  • Issue Brief posted July 27, 2015 by Rachel Greszler, Salim Furth, Ph.D. An Economic Crisis Is the Heart of Puerto Rico’s Financial Crisis

    Puerto Rico faces a severe fiscal crisis, but this is merely a symptom of Puerto Rico’s primary disease: a lack of economic growth. Over the past decade, as Puerto Rico’s debt has expanded rapidly, the economy has contracted more than 10 percent. If the economy were growing, Puerto Rico would be much better positioned to address its fiscal crisis and might have averted it…

  • Legal Memorandum posted July 27, 2015 by Paul Larkin The Role for Magna Carta in America in 2015

    This year is the 800th anniversary of Magna Carta. Most Americans have heard of Magna Carta, but few know its history or the role it plays today in Anglo–American constitutional law. Fewer still know that Article 39 of Magna Carta was the parent of the Due Process Clause that is found in the Fifth and Fourteenth Amendments to the federal Constitution.[1] The phrase “due…

  • Issue Brief posted July 24, 2015 by Bruce Klingner U.S. Should Encourage Reconciliation Between Japan and South Korea

    Japanese Prime Minister Shinzō Abe’s forthcoming statement commemorating the 70th anniversary of the end of World War II has the potential to either repair or further impair Tokyo’s current stilted bilateral relations with Seoul. Indeed, a cottage industry has sprouted up predicting what he will say or will not say and the effect his words might have on recent…

  • Issue Brief posted July 24, 2015 by James Phillips, Luke Coffey, Michaela Dodge The Iran Nuclear Agreement: Yes, There Is a Better Alternative

    The Obama Administration has argued that there is no better alternative to its controversial nuclear agreement with Iran. But rather than cutting off all paths to a nuclear weapon, as the Administration initially promised, the so-called Vienna Agreement only temporarily slows down Iran’s progress toward a nuclear weapons capability and, in fact, protects the regime’s…

  • Backgrounder posted July 24, 2015 by Rachel Greszler Social Security Trustees: Disability Insurance Program Will Be Insolvent in 2016

    A‌ccording to the 2015 Social Security Trustees Report, the Social ‌Security Disability Insurance (SSDI) Trust Fund is on course to run dry in 2016, six decades after the program began in 1956.[1] Absent reform, disability benefits will be cut across the board by almost 20 percent, and the average disabled worker’s benefit will fall below the federal poverty level. For…

  • Issue Brief posted July 24, 2015 by Joshua Meservey, Anthony B. Kim The President’s Last Trip to Africa: Focus on Promoting Economic Freedom and the Rule of Law

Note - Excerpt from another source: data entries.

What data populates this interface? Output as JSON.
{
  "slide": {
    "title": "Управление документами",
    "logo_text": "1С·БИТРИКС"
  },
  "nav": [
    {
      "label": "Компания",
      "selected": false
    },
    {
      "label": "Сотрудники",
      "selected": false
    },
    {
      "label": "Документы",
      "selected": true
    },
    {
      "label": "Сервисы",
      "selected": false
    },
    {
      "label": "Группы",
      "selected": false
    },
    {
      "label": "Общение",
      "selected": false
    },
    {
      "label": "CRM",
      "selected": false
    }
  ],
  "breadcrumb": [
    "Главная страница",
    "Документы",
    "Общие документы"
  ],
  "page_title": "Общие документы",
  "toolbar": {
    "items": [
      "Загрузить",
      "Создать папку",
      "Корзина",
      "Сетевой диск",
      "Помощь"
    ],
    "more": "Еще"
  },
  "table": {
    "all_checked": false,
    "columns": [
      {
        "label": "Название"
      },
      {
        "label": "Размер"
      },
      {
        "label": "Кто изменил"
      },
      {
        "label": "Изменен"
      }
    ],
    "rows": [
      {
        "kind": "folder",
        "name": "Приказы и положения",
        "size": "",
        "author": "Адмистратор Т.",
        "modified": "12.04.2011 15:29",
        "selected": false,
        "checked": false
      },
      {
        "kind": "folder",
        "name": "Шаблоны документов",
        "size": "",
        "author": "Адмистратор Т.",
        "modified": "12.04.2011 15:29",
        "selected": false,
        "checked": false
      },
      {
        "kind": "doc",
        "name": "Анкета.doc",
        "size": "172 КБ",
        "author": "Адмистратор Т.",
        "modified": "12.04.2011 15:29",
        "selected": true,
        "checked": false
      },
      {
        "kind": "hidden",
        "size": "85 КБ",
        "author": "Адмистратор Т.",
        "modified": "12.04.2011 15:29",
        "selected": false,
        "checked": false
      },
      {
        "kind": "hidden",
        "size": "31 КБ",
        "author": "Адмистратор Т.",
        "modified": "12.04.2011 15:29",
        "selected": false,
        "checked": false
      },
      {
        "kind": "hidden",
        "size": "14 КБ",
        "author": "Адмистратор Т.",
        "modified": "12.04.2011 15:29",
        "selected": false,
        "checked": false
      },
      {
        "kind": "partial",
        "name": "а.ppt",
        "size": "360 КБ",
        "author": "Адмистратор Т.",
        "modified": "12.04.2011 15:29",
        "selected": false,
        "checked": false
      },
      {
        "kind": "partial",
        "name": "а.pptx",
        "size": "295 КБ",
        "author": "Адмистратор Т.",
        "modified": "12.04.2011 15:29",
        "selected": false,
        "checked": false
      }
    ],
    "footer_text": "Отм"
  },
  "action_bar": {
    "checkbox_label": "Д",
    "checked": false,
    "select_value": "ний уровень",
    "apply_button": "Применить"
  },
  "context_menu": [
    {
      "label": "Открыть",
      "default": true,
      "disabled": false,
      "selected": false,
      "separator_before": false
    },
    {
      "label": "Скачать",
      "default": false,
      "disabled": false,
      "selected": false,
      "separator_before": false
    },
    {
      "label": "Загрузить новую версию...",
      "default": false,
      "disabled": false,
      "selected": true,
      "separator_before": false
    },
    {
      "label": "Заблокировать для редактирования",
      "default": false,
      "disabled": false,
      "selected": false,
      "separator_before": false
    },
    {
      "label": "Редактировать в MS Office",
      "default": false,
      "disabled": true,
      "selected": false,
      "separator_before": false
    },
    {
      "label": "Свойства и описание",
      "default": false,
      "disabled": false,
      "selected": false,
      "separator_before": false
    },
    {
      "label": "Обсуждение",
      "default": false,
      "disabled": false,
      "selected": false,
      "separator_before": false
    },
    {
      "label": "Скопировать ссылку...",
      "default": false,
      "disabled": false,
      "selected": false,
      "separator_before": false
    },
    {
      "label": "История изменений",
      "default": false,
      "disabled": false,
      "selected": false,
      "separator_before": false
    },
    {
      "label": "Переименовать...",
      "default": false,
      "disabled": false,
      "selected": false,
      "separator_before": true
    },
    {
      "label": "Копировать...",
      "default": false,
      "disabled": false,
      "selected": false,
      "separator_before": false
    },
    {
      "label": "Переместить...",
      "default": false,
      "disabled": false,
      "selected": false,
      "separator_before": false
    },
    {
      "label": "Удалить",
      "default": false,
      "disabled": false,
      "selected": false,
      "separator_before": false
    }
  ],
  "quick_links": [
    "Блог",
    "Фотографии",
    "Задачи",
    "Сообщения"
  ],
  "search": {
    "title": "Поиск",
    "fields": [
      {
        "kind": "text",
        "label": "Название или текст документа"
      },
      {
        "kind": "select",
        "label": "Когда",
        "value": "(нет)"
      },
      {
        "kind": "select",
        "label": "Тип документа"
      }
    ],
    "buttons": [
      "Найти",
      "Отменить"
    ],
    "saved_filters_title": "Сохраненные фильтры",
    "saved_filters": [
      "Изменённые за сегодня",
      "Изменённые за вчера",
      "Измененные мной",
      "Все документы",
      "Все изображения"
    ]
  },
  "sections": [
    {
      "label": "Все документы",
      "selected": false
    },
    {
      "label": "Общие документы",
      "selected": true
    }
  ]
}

    On July 24, President Barack Obama will travel to Kenya before continuing on to Ethiopia. President Obama’s final trip to Africa is intended to underscore the Administration’s efforts “to work with the countries and citizens of sub-Saharan Africa to accelerate economic growth, strengthen democratic institutions, and improve security.”[1] In fact, these ideas are not new.…